For many years, people were in the dark about how other animals see. Thankfully, recent scientific research has revealed an amazing world of vision diversity across the animal kingdom.
For example, a dragonfly’s brain works so fast that it sees movements in slow motion, snakes pick up infrared heat signals from warm objects, thus detecting their prey, whereas horses and zebras have eyes pointed sideways, enabling them to have peripheral vision and escape danger when necessary. In addition to this, insects use compound eyes that are made of thousands of tiny lenses that look like a honeycomb pattern.
Therefore, it comes as no surprise that animals are diverse in their vision, but one species in the animal kingdom stands out the most – birds.
Birds are bizarre creatures when you really look into them. For example, did you know that penguins can only recognize salty and sour tastes? Or that Palila birds, native to Hawaii, feed on the seeds of the māmane plant, which contain a level of toxins that would easily kill any other small animal? Or that pigeons are thought to be best at color detection than any animal on Earth and are often used in search and rescue missions? Various avians have different superpowers and different ways of working their sensations, but one thing is true for most birds – their superior (in comparison to humans) vision.
The graphic compares the human spectral range to the bird’s. As birds are tetrachromats, they see four colors: UV, blue, green and red, whereas we are trichromats and can only see three colors: blue, green, red. Bear in mind, that the magenta UV “color” shown here has been chosen to make it visible for us humans, it is a “false color”, as per definition UV light has no color.
Joe Smith, an ornithologist, explains that birds have the amazing ability to see a whole spectrum of colors that are invisible to us, people.
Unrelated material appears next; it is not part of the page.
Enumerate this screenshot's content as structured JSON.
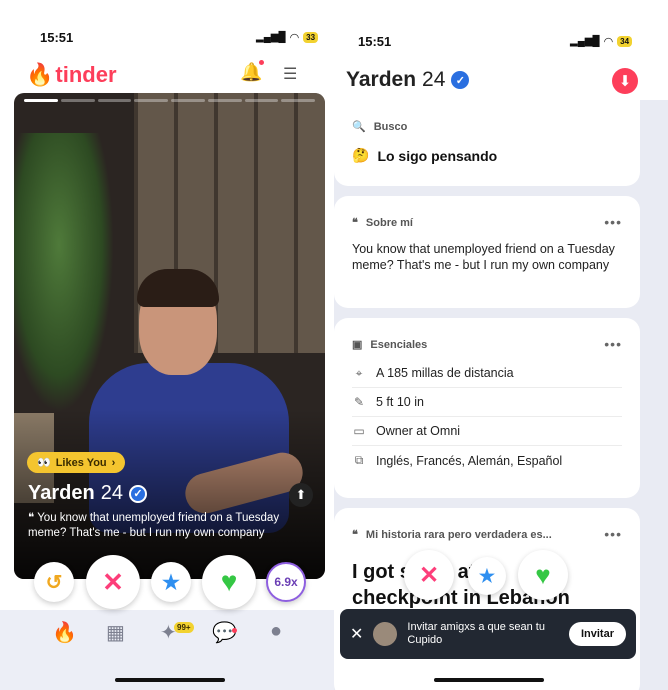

Back in 2007, scientists, with the help of a spectrophotometer, analyzed the colors of 166 North American songbird species which did not have an apparent physical difference between the sexes. From a human’s perspective, in 92 percent of species, both males and females look identical. However, the study showed that these birds have colors that are simply undetectable by our eye that they differentiate their genders by.
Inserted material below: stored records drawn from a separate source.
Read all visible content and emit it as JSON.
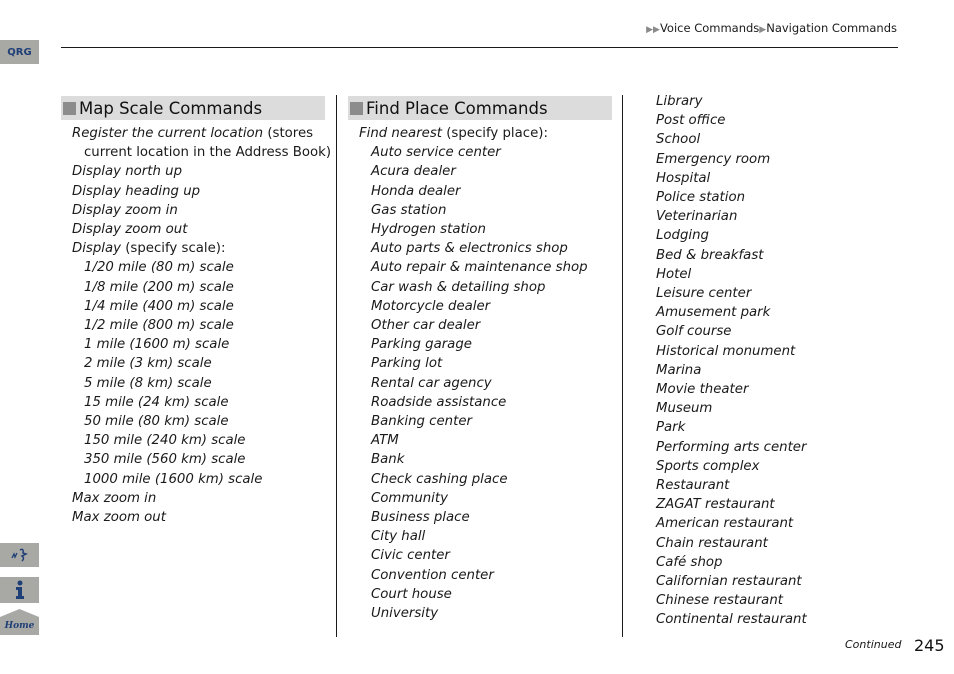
{
  "breadcrumb": {
    "items": [
      "Voice Commands",
      "Navigation Commands"
    ]
  },
  "side_tabs": {
    "qrg": "QRG",
    "voice": "voice-command-icon",
    "info": "info-icon",
    "home": "Home"
  },
  "map_scale": {
    "title": "Map Scale Commands",
    "register_italic": "Register the current location",
    "register_plain": " (stores",
    "register_cont": "current location in the Address Book)",
    "items_top": [
      "Display north up",
      "Display heading up",
      "Display zoom in",
      "Display zoom out"
    ],
    "display_italic": "Display",
    "display_plain": " (specify scale):",
    "scales": [
      "1/20 mile (80 m) scale",
      "1/8 mile (200 m) scale",
      "1/4 mile (400 m) scale",
      "1/2 mile (800 m) scale",
      "1 mile (1600 m) scale",
      "2 mile (3 km) scale",
      "5 mile (8 km) scale",
      "15 mile (24 km) scale",
      "50 mile (80 km) scale",
      "150 mile (240 km) scale",
      "350 mile (560 km) scale",
      "1000 mile (1600 km) scale"
    ],
    "items_bottom": [
      "Max zoom in",
      "Max zoom out"
    ]
  },
  "find_place": {
    "title": "Find Place Commands",
    "find_italic": "Find nearest",
    "find_plain": " (specify place):",
    "places_col2": [
      "Auto service center",
      "Acura dealer",
      "Honda dealer",
      "Gas station",
      "Hydrogen station",
      "Auto parts & electronics shop",
      "Auto repair & maintenance shop",
      "Car wash & detailing shop",
      "Motorcycle dealer",
      "Other car dealer",
      "Parking garage",
      "Parking lot",
      "Rental car agency",
      "Roadside assistance",
      "Banking center",
      "ATM",
      "Bank",
      "Check cashing place",
      "Community",
      "Business place",
      "City hall",
      "Civic center",
      "Convention center",
      "Court house",
      "University"
    ],
    "places_col3": [
      "Library",
      "Post office",
      "School",
      "Emergency room",
      "Hospital",
      "Police station",
      "Veterinarian",
      "Lodging",
      "Bed & breakfast",
      "Hotel",
      "Leisure center",
      "Amusement park",
      "Golf course",
      "Historical monument",
      "Marina",
      "Movie theater",
      "Museum",
      "Park",
      "Performing arts center",
      "Sports complex",
      "Restaurant",
      "ZAGAT restaurant",
      "American restaurant",
      "Chain restaurant",
      "Café shop",
      "Californian restaurant",
      "Chinese restaurant",
      "Continental restaurant"
    ]
  },
  "footer": {
    "continued": "Continued",
    "page_number": "245"
  },
  "colors": {
    "tab_gray": "#a8a8a5",
    "tab_blue": "#1f3f77",
    "section_bg": "#dcdcdc",
    "section_square": "#8c8c8c"
  }
}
So for example, the male Yellow-breasted Chat has a yellow breast (pretty obvious), but its potential mates or rivals also see ultraviolet feathers on his chest that set him apart from the females of the species. The theory was again proven in another study in which scientists placed taxidermied male and female Chats in the wild to see how their living counterparts would react. Males stayed true to their territorial nature and attacked the stuffed male Chats and tried winning over the taxidermied females. Thus, they obviously were seeing something that the researchers couldn’t.